  • This area was settled a looong time ago: earlier than most people would know. If you are in the area, you should visit and find out about the history of the site. If you don't have the time or energy ...  more »
  • Great stop to learn about a part of Texas history. My boys loved the golf cart ride to the different parts of the property and they really loved that it's a "touch" museum. We played drums, tried out ...  more »
  • The docent of this site was very helpful and informative, clearly very interested in maintaining the cultural significance of this site. There is a nice gravel trail around the grounds and informative...  more »
Google
  • Fascinating look at an old part of Native American Texas. Great historical and pre historical value. The atlatl was interesting, several of our kids were able to throw it accurately. Also, the Rice house in Grapevine Texas was a worthwhile stop off along the way.
  • Great stop to learn about a part of Texas history. My boys loved the golf cart ride to the different parts of the property and they really loved that it's a "touch" museum. We played drums, tried out a bow and arrow (no shooting of arrows, don't worry) and sat down on a wolf-skin blanket. A great stop for kids.
  • Educational but not time consuming. We were there about an hour and a half.
  • Very interesting site, and they did a good job of relating mound building cultures to their possible present day descendants. The staff was great, they even offered me a golf cart to use! Worth a stop for some ancient Texas heritage.

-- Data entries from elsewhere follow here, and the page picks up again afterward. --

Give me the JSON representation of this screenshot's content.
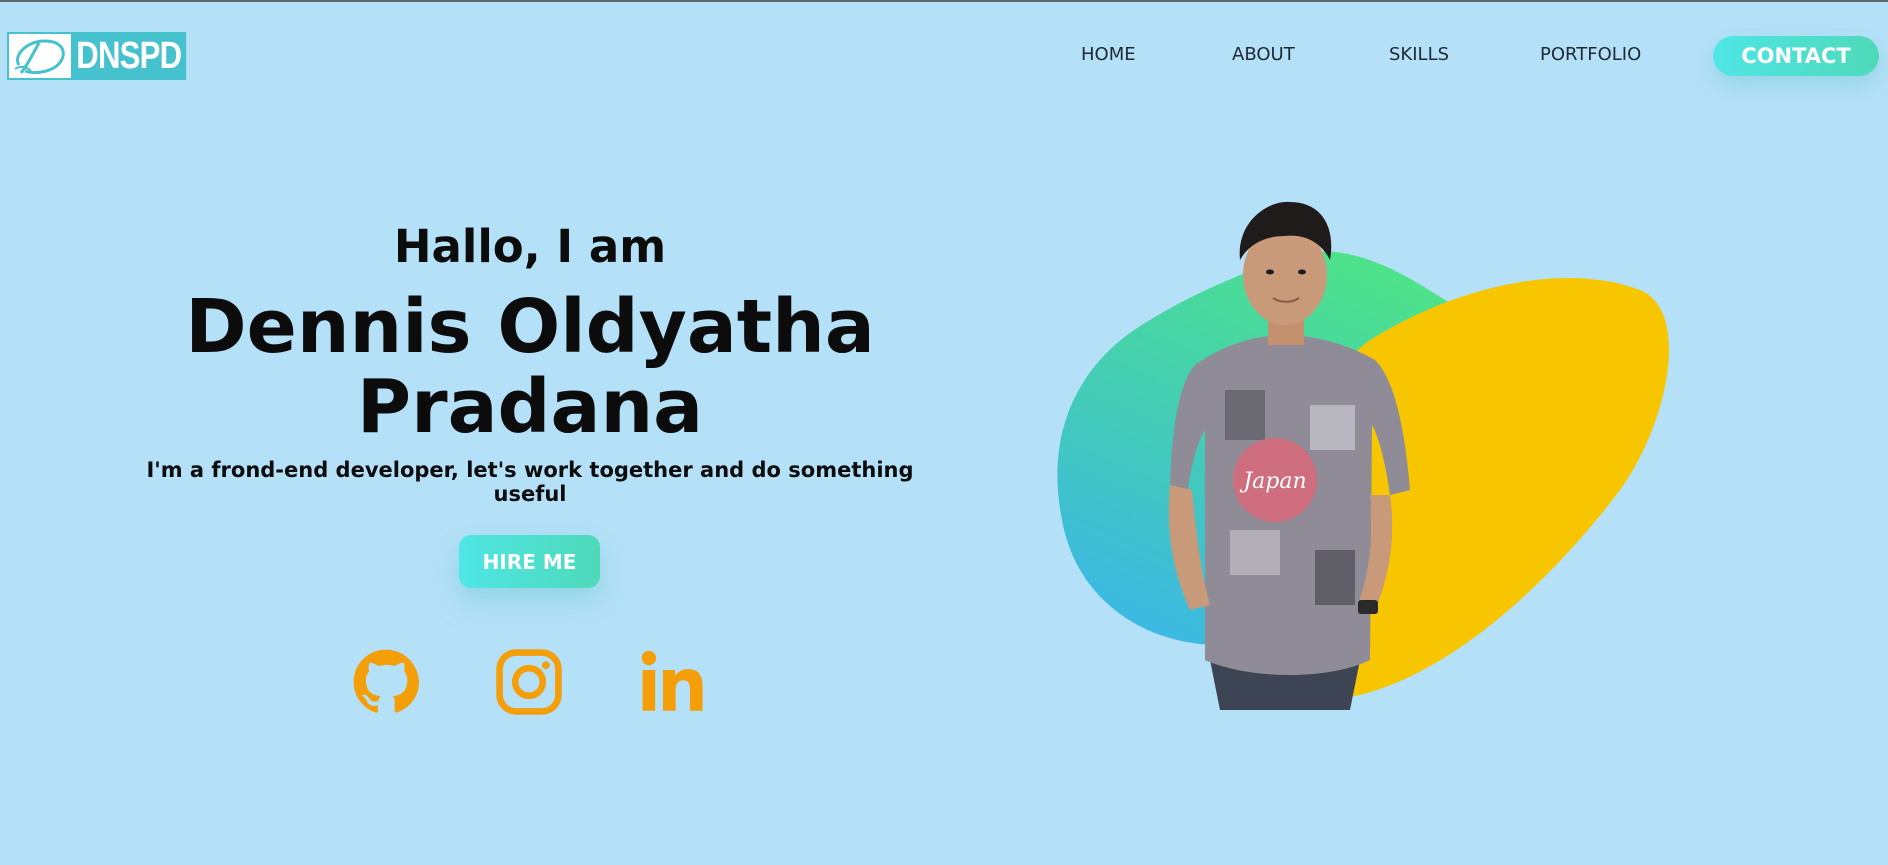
{
  "header": {
    "logo_text": "DNSPD",
    "nav": [
      {
        "label": "HOME"
      },
      {
        "label": "ABOUT"
      },
      {
        "label": "SKILLS"
      },
      {
        "label": "PORTFOLIO"
      }
    ],
    "contact_label": "CONTACT"
  },
  "hero": {
    "greeting": "Hallo, I am",
    "name_line1": "Dennis Oldyatha",
    "name_line2": "Pradana",
    "tagline": "I'm a frond-end developer, let's work together and do something useful",
    "hire_label": "HIRE ME",
    "social": [
      {
        "icon": "github-icon"
      },
      {
        "icon": "instagram-icon"
      },
      {
        "icon": "linkedin-icon"
      }
    ],
    "shirt_text": "Japan"
  },
  "colors": {
    "background": "#b5e1f8",
    "accent_gradient_start": "#4fe6e6",
    "accent_gradient_end": "#4ed9b8",
    "social_icon": "#f49f0a",
    "blob_yellow": "#f7c600",
    "blob_green": "#4ee388",
    "blob_blue": "#3cb8e6",
    "logo": "#46c2cf"
  }
}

  • I agree with what the other gentle man said. The man that runs the place is great, and he is was very helpful to our situation. My son needed some pictures for a school project, but we got there a few minutes after closing time. He not only allowed us in, he also gave us a disc he made with info about the site. I hope to go back when they get there museum up an running in 2014.